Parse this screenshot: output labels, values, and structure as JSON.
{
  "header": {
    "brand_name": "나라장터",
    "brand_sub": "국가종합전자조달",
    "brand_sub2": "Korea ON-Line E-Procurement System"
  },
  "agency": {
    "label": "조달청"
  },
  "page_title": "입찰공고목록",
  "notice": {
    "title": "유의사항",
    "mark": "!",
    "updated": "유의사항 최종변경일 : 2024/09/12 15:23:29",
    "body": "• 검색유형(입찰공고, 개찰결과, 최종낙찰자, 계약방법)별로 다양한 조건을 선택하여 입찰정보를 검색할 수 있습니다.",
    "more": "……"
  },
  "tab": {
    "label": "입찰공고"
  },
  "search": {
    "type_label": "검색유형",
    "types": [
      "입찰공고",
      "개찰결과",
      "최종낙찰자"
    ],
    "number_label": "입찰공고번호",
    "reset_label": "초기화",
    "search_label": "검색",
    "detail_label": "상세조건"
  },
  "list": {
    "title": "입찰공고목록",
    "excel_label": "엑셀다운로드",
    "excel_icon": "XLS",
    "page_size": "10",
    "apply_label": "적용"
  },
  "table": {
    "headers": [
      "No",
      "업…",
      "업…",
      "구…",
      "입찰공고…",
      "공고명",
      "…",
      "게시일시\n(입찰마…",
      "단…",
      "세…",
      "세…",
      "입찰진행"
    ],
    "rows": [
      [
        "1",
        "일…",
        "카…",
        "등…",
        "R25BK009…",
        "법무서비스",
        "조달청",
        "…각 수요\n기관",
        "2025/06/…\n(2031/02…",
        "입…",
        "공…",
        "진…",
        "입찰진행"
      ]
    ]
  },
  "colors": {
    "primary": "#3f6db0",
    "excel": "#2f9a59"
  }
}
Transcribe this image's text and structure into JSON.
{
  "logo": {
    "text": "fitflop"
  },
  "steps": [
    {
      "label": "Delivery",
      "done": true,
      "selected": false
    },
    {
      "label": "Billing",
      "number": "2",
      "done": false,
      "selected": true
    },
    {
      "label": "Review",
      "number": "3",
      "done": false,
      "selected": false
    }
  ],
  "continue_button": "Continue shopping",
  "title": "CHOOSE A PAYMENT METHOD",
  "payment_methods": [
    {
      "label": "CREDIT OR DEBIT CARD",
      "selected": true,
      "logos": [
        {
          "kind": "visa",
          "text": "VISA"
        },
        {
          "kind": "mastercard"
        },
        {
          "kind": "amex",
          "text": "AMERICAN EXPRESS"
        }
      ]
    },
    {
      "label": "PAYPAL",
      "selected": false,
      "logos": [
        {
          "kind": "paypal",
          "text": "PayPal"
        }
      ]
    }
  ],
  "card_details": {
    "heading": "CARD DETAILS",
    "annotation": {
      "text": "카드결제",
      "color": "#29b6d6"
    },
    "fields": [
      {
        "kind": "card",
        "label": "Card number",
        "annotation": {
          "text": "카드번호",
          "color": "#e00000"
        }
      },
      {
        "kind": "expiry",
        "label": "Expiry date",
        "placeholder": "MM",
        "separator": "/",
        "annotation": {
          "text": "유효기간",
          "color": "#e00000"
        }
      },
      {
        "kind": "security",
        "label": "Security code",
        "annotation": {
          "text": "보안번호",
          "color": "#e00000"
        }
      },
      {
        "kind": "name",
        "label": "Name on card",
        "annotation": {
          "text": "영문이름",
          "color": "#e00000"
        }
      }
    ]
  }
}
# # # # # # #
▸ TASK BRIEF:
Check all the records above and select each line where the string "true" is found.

▸ RESPONSE AREA:
      "done": true,
      "selected": true
      "selected": true,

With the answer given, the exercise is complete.